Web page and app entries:
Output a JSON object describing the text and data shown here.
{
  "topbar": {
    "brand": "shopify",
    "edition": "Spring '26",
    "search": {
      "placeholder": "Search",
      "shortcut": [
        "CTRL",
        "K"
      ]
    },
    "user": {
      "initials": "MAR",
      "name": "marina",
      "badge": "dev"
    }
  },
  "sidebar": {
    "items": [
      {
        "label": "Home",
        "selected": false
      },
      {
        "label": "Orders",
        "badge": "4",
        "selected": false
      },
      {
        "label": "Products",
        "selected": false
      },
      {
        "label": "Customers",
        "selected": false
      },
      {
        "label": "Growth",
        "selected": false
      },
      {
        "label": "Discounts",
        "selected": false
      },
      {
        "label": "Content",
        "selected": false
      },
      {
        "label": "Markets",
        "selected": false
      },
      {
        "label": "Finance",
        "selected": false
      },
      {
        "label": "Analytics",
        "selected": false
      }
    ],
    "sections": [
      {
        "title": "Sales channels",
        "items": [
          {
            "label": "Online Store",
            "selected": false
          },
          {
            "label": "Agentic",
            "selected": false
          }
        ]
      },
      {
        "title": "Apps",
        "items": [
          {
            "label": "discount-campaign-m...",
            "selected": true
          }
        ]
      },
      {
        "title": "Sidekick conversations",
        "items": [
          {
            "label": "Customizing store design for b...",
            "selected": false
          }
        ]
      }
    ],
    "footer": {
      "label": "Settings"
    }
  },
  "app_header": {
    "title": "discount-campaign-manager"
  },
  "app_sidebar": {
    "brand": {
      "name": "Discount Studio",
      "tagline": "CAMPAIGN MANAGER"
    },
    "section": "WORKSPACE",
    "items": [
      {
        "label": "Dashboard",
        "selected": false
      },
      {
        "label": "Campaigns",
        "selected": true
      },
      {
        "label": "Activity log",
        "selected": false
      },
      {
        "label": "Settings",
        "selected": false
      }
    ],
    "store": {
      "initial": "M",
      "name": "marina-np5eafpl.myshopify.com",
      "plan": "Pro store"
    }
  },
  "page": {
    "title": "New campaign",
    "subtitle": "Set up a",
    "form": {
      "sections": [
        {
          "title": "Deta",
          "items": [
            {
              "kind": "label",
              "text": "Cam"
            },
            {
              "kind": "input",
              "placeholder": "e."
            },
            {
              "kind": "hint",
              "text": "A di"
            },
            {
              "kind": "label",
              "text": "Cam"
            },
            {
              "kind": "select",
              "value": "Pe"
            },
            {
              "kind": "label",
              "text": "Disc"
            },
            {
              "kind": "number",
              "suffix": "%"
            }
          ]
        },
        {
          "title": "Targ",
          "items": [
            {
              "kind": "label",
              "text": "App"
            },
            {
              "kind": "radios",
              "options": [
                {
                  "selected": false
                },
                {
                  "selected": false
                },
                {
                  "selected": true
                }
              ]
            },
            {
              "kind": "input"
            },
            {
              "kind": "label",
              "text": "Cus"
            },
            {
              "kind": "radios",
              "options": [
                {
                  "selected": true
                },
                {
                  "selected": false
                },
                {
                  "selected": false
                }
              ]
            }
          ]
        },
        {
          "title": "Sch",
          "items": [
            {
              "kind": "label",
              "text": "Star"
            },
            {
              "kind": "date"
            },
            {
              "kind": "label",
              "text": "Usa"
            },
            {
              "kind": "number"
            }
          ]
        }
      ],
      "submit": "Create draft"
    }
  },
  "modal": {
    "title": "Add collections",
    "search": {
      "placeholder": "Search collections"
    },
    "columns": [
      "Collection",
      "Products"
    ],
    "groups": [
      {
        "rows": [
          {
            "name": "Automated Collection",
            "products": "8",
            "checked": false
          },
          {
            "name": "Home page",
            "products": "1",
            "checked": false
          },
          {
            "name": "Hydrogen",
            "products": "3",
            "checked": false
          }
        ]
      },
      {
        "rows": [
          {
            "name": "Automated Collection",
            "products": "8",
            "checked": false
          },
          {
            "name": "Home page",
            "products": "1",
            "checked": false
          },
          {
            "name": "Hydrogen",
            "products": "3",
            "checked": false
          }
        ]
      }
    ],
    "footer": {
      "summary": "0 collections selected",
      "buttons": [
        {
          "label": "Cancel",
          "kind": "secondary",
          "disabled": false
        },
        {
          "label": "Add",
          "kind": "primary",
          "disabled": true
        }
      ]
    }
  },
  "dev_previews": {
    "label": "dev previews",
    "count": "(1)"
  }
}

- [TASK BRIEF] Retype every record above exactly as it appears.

- [EXERCISE OUTPUT]
Output a JSON object describing the text and data shown here.
{
  "topbar": {
    "brand": "shopify",
    "edition": "Spring '26",
    "search": {
      "placeholder": "Search",
      "shortcut": [
        "CTRL",
        "K"
      ]
    },
    "user": {
      "initials": "MAR",
      "name": "marina",
      "badge": "dev"
    }
  },
  "sidebar": {
    "items": [
      {
        "label": "Home",
        "selected": false
      },
      {
        "label": "Orders",
        "badge": "4",
        "selected": false
      },
      {
        "label": "Products",
        "selected": false
      },
      {
        "label": "Customers",
        "selected": false
      },
      {
        "label": "Growth",
        "selected": false
      },
      {
        "label": "Discounts",
        "selected": false
      },
      {
        "label": "Content",
        "selected": false
      },
      {
        "label": "Markets",
        "selected": false
      },
      {
        "label": "Finance",
        "selected": false
      },
      {
        "label": "Analytics",
        "selected": false
      }
    ],
    "sections": [
      {
        "title": "Sales channels",
        "items": [
          {
            "label": "Online Store",
            "selected": false
          },
          {
            "label": "Agentic",
            "selected": false
          }
        ]
      },
      {
        "title": "Apps",
        "items": [
          {
            "label": "discount-campaign-m...",
            "selected": true
          }
        ]
      },
      {
        "title": "Sidekick conversations",
        "items": [
          {
            "label": "Customizing store design for b...",
            "selected": false
          }
        ]
      }
    ],
    "footer": {
      "label": "Settings"
    }
  },
  "app_header": {
    "title": "discount-campaign-manager"
  },
  "app_sidebar": {
    "brand": {
      "name": "Discount Studio",
      "tagline": "CAMPAIGN MANAGER"
    },
    "section": "WORKSPACE",
    "items": [
      {
        "label": "Dashboard",
        "selected": false
      },
      {
        "label": "Campaigns",
        "selected": true
      },
      {
        "label": "Activity log",
        "selected": false
      },
      {
        "label": "Settings",
        "selected": false
      }
    ],
    "store": {
      "initial": "M",
      "name": "marina-np5eafpl.myshopify.com",
      "plan": "Pro store"
    }
  },
  "page": {
    "title": "New campaign",
    "subtitle": "Set up a",
    "form": {
      "sections": [
        {
          "title": "Deta",
          "items": [
            {
              "kind": "label",
              "text": "Cam"
            },
            {
              "kind": "input",
              "placeholder": "e."
            },
            {
              "kind": "hint",
              "text": "A di"
            },
            {
              "kind": "label",
              "text": "Cam"
            },
            {
              "kind": "select",
              "value": "Pe"
            },
            {
              "kind": "label",
              "text": "Disc"
            },
            {
              "kind": "number",
              "suffix": "%"
            }
          ]
        },
        {
          "title": "Targ",
          "items": [
            {
              "kind": "label",
              "text": "App"
            },
            {
              "kind": "radios",
              "options": [
                {
                  "selected": false
                },
                {
                  "selected": false
                },
                {
                  "selected": true
                }
              ]
            },
            {
              "kind": "input"
            },
            {
              "kind": "label",
              "text": "Cus"
            },
            {
              "kind": "radios",
              "options": [
                {
                  "selected": true
                },
                {
                  "selected": false
                },
                {
                  "selected": false
                }
              ]
            }
          ]
        },
        {
          "title": "Sch",
          "items": [
            {
              "kind": "label",
              "text": "Star"
            },
            {
              "kind": "date"
            },
            {
              "kind": "label",
              "text": "Usa"
            },
            {
              "kind": "number"
            }
          ]
        }
      ],
      "submit": "Create draft"
    }
  },
  "modal": {
    "title": "Add collections",
    "search": {
      "placeholder": "Search collections"
    },
    "columns": [
      "Collection",
      "Products"
    ],
    "groups": [
      {
        "rows": [
          {
            "name": "Automated Collection",
            "products": "8",
            "checked": false
          },
          {
            "name": "Home page",
            "products": "1",
            "checked": false
          },
          {
            "name": "Hydrogen",
            "products": "3",
            "checked": false
          }
        ]
      },
      {
        "rows": [
          {
            "name": "Automated Collection",
            "products": "8",
            "checked": false
          },
          {
            "name": "Home page",
            "products": "1",
            "checked": false
          },
          {
            "name": "Hydrogen",
            "products": "3",
            "checked": false
          }
        ]
      }
    ],
    "footer": {
      "summary": "0 collections selected",
      "buttons": [
        {
          "label": "Cancel",
          "kind": "secondary",
          "disabled": false
        },
        {
          "label": "Add",
          "kind": "primary",
          "disabled": true
        }
      ]
    }
  },
  "dev_previews": {
    "label": "dev previews",
    "count": "(1)"
  }
}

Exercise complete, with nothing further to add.